__EXERCISE BRIEF__:
Reproduce every entry exactly as written.

:: SOURCE DATA ::

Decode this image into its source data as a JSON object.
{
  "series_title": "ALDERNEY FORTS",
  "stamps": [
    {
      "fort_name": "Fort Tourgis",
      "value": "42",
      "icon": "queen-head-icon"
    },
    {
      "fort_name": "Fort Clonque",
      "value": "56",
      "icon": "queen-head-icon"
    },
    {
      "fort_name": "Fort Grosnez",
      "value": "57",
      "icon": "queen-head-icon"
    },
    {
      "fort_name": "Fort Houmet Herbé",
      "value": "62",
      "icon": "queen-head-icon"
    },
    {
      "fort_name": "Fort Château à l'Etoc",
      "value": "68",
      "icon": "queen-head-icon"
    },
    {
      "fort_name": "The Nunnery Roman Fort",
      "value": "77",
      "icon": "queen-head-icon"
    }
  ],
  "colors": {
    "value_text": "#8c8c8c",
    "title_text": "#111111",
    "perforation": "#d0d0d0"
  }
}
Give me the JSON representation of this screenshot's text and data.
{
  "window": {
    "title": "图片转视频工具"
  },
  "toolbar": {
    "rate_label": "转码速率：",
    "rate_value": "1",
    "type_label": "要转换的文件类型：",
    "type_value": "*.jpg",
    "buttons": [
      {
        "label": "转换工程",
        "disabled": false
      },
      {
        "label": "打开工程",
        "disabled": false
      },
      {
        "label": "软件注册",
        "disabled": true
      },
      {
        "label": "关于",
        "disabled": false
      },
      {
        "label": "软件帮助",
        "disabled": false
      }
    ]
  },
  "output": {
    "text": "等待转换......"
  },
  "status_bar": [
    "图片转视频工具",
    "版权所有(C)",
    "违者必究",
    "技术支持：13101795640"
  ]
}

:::

__TASK ANSWER__:
Decode this image into its source data as a JSON object.
{
  "series_title": "ALDERNEY FORTS",
  "stamps": [
    {
      "fort_name": "Fort Tourgis",
      "value": "42",
      "icon": "queen-head-icon"
    },
    {
      "fort_name": "Fort Clonque",
      "value": "56",
      "icon": "queen-head-icon"
    },
    {
      "fort_name": "Fort Grosnez",
      "value": "57",
      "icon": "queen-head-icon"
    },
    {
      "fort_name": "Fort Houmet Herbé",
      "value": "62",
      "icon": "queen-head-icon"
    },
    {
      "fort_name": "Fort Château à l'Etoc",
      "value": "68",
      "icon": "queen-head-icon"
    },
    {
      "fort_name": "The Nunnery Roman Fort",
      "value": "77",
      "icon": "queen-head-icon"
    }
  ],
  "colors": {
    "value_text": "#8c8c8c",
    "title_text": "#111111",
    "perforation": "#d0d0d0"
  }
}
Give me the JSON representation of this screenshot's text and data.
{
  "window": {
    "title": "图片转视频工具"
  },
  "toolbar": {
    "rate_label": "转码速率：",
    "rate_value": "1",
    "type_label": "要转换的文件类型：",
    "type_value": "*.jpg",
    "buttons": [
      {
        "label": "转换工程",
        "disabled": false
      },
      {
        "label": "打开工程",
        "disabled": false
      },
      {
        "label": "软件注册",
        "disabled": true
      },
      {
        "label": "关于",
        "disabled": false
      },
      {
        "label": "软件帮助",
        "disabled": false
      }
    ]
  },
  "output": {
    "text": "等待转换......"
  },
  "status_bar": [
    "图片转视频工具",
    "版权所有(C)",
    "违者必究",
    "技术支持：13101795640"
  ]
}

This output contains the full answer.